“Ih-luh-noy.” Not, “Ih-li-noize.” But, no matter how you pronounce it, it’s quite a state. Birthplace of Lincoln, playground of Al Capone, and home of ”The Windy City”, “Second City” – aka “Chi-town. We will have only a week, but our plan is to start in Chicago and travel south down Classic Rt. 66, through Springfield, and into East St. Louis.
Route 66: So this will be our first chance to get our kicks… and we’re gonna do it up right. We plan to pick up Rt. 66 in Chicago, the “end of the route” and head southwest through the state on our way to East St. Louis. Along the way, we plan to stop, rest and enjoy the visual history still contained throughout the path. In addition, we’ll be spending a few hours in the Rt. 66 Hall of Fame in Pontiac.
Chicago Blues Festival: We are lucky enough to be passing through the weekend that this event is closing down. Not only is blues an integral piece of Chicago history, “Chicago Blues” is a vital piece of blues history. Chicago blues is a form of blues music that developed here and features the basic acoustic guitar and harmonica-based Delta blues, with amplified harmonica , and the addition of an electrically amplified guitar, amplified bass guitar, drums, piano and sometimes saxophone and trumpet. The music developed in the first half of the twentieth century due to the Great Migration (African American) when Black workers moved from the South into the industrial cities of the North such as Chicago. It’s a style that helped define blues in America and the blues festival is a must-not miss for us!
Superdawg Drive-In: A classic 40s drive in featuring some of the region’s best red hots. Order from your car, get served by a carhop… how cool is that? Pretty cool we’d say!
The Art Institute of Chicago: Listed as one of the 1,001 Things to See Before You Die and appearing in the classic film Ferris Bueller’s Day Off , the Art Institute of Chicago is not only a museum but also one of the premier Art School’s in the United States. The museum, opened in 1879 and moved to its current location in 1893, features works from vast cultures and over 5,000 years of human expression.
The Cahokia Mounds: Believed to have been the site of human sacrifices, religious worship, astrological research and home of the largest earth-work mound north of Mexico, the Cahokia mounds is a mysterious, beautiful native american history site.
- Putt Putt in a Funeral Home: No, seriously, it’s a miniature golf course in the basement of a funeral home… death themed… yeah, we’re goin’!
- Metropolis, IL: Who’s from Metropolis?

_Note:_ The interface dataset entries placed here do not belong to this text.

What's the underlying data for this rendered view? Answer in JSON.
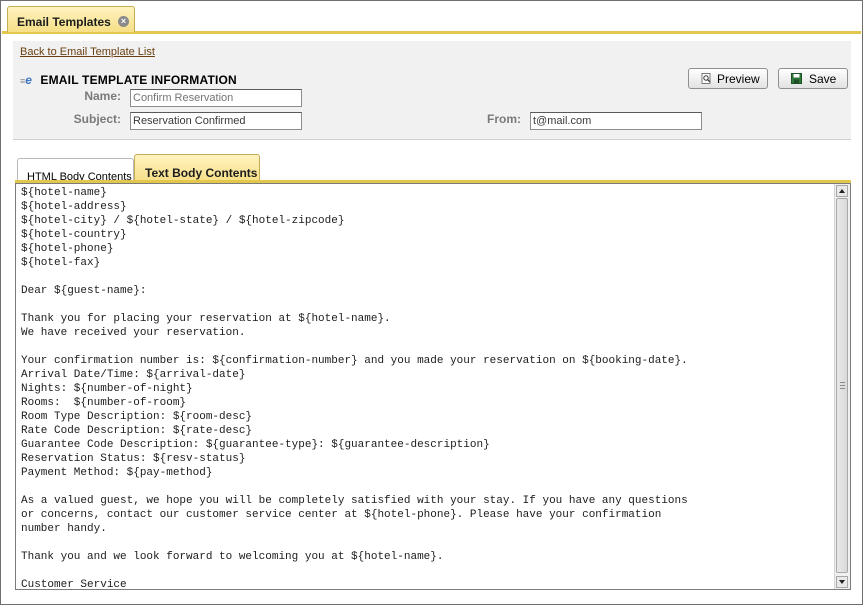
{
  "top_tab": {
    "label": "Email Templates",
    "close_icon": "close-icon"
  },
  "info": {
    "back_link": "Back to Email Template List",
    "section_title": "EMAIL TEMPLATE INFORMATION",
    "name_label": "Name:",
    "name_placeholder": "Confirm Reservation",
    "subject_label": "Subject:",
    "subject_value": "Reservation Confirmed",
    "from_label": "From:",
    "from_value": "t@mail.com"
  },
  "toolbar": {
    "preview_label": "Preview",
    "save_label": "Save",
    "preview_icon": "preview-icon",
    "save_icon": "floppy-disk-icon"
  },
  "body_tabs": [
    {
      "label": "HTML Body Contents",
      "active": false
    },
    {
      "label": "Text Body Contents",
      "active": true
    }
  ],
  "text_body": "${hotel-name}\n${hotel-address}\n${hotel-city} / ${hotel-state} / ${hotel-zipcode}\n${hotel-country}\n${hotel-phone}\n${hotel-fax}\n\nDear ${guest-name}:\n\nThank you for placing your reservation at ${hotel-name}.\nWe have received your reservation.\n\nYour confirmation number is: ${confirmation-number} and you made your reservation on ${booking-date}.\nArrival Date/Time: ${arrival-date}\nNights: ${number-of-night}\nRooms:  ${number-of-room}\nRoom Type Description: ${room-desc}\nRate Code Description: ${rate-desc}\nGuarantee Code Description: ${guarantee-type}: ${guarantee-description}\nReservation Status: ${resv-status}\nPayment Method: ${pay-method}\n\nAs a valued guest, we hope you will be completely satisfied with your stay. If you have any questions\nor concerns, contact our customer service center at ${hotel-phone}. Please have your confirmation\nnumber handy.\n\nThank you and we look forward to welcoming you at ${hotel-name}.\n\nCustomer Service",
  "colors": {
    "accent": "#e3c64c",
    "tab_fill": "#f6df86",
    "panel_bg": "#f1f1f1",
    "link": "#6a3f12",
    "label_gray": "#7a7a7a"
  }
}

Only the most famous man to ever have a sun allergy – Superman!